Stephen Moss explores 1,000 years of bird etymology in Mrs. Moreaus Warbler, a journey that unearths a wealth of folklore. This is the story of brave Arctic explorers, of invasions and cultural changes, and of committed ornithological pioneers. Not a single page passes without at least one interesting fact “I have read a few books explaining bird names, and while I have enjoyed them, they are the kind of books I would usually pick up and put down when I felt the need to learn more about Cetti’s life and the history behind the warbler’s name. I had assumed that Mrs. Moreau’s Warbler would be another one of these books.” – James Jackson, The Times How wrong I was. [. [This is a book to read all the way through and really enjoy; it’s not one to skim through. ” – Paul Stancliffe, BTO book reviews Current promotions.

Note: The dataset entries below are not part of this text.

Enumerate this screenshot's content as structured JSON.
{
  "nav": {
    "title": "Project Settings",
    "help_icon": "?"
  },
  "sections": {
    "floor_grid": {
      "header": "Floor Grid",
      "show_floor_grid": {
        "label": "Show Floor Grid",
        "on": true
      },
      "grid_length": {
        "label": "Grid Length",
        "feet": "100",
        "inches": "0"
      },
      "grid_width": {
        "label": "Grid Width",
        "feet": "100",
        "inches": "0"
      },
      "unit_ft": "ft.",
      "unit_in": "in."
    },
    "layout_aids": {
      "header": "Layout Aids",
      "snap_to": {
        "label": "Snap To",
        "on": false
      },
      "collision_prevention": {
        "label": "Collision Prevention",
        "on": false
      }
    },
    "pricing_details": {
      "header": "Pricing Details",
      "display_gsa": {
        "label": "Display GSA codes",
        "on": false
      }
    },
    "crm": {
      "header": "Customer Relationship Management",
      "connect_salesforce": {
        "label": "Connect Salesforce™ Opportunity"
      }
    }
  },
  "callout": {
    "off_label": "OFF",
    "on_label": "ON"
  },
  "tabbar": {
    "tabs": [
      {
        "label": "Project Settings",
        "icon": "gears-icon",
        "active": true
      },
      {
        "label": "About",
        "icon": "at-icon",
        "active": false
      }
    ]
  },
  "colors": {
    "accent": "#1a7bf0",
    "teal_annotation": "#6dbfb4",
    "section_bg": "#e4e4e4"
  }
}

Other Reasons Why Birds’ Names Change

how birds got their names


How do birds get their names?

Some are named after people like the French botanist Pierre Magnol who gives us both the common and scientific name of the Magnolia Warbler, Setophaga magnolia. Other scientific names might include references to size, shape, behavior, mythical creatures, calls, songs, native names, and so on.

Who gives birds their names?

The American Ornithological Society maintains the official list of birds. However, birds often have nicknames that are quite widely accepted.

Who decides bird names?

eople can call birds whatever they like, but the American Ornithological Society (AOS) officially determines the common names used by millions of birders and scientists across North and Central America.

Who named all the birds?

The American Ornithological Society, the organization responsible for standardizing English bird names across the Americas, announced on Wednesday that it would rename all species honoring people.